§ **TASK DESCRIPTION**
Going line by line through the material below, tally those that contain the word "Average" and give the count by itself.

┏━━

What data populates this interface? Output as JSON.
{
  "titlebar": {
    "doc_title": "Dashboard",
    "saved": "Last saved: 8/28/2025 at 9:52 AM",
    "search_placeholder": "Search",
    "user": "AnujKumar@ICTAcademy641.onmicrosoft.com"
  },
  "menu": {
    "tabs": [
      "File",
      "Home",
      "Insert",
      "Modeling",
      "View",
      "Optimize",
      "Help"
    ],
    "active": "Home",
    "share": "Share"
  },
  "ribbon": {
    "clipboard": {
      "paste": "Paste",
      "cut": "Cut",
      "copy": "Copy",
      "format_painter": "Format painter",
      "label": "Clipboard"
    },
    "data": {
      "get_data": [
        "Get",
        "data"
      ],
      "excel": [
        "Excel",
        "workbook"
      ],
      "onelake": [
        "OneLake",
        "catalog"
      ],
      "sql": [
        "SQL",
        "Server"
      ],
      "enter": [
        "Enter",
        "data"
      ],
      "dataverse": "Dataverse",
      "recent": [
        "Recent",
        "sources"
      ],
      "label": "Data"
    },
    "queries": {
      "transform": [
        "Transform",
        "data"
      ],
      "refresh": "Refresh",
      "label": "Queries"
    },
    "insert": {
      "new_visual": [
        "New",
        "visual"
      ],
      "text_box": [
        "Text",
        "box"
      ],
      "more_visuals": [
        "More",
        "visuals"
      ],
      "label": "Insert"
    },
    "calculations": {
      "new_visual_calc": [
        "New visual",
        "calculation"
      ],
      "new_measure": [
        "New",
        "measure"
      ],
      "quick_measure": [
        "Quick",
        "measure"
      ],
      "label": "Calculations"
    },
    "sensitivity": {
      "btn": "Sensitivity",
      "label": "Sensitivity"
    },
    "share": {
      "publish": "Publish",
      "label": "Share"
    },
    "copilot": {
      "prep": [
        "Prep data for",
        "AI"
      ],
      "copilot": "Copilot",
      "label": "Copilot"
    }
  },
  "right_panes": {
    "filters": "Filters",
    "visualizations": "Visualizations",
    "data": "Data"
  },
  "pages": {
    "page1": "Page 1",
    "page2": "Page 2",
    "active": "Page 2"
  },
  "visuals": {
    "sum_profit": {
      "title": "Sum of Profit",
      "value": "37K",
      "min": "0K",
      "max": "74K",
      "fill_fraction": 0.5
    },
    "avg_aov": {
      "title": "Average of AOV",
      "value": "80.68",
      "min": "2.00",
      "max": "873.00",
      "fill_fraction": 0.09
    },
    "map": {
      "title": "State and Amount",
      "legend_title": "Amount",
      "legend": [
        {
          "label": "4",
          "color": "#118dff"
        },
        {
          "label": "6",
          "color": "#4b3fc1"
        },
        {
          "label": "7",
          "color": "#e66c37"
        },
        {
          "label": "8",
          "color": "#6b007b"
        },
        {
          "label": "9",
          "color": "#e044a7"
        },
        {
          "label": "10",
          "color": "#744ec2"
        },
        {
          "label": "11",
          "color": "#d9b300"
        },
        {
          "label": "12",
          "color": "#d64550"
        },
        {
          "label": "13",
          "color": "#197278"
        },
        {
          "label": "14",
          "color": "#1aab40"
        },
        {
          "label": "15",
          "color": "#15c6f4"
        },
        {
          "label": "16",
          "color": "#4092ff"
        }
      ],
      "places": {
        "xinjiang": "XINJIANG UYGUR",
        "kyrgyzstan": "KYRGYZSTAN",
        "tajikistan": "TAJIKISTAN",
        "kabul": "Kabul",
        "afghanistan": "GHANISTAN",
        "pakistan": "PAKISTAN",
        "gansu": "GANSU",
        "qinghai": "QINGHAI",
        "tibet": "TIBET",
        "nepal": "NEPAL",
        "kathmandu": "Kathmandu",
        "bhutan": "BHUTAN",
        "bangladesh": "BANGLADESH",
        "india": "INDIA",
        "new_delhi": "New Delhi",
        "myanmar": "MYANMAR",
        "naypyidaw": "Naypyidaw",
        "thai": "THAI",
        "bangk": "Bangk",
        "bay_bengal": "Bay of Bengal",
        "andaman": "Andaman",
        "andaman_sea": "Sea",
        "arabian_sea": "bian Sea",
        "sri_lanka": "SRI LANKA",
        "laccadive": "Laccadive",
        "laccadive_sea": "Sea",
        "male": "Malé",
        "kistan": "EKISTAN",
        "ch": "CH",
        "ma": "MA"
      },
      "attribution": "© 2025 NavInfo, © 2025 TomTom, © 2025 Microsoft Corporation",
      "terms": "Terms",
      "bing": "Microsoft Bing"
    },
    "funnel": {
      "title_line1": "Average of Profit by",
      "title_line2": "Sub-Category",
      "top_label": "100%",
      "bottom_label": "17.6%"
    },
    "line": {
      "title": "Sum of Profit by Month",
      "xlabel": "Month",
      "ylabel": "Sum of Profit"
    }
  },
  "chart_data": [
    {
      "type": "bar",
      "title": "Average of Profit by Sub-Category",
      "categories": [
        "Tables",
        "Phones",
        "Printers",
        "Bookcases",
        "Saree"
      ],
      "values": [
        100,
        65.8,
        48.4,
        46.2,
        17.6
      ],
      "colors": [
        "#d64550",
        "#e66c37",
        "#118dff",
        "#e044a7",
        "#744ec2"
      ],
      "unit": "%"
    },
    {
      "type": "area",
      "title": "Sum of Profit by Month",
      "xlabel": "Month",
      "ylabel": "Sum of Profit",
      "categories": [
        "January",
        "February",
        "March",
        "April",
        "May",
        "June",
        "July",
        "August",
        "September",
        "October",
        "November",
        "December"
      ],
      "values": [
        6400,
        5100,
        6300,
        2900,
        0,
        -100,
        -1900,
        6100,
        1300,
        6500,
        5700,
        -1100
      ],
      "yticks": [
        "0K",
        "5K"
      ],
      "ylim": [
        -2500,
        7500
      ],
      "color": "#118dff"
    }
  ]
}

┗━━

§ **ANSWER BOX**
3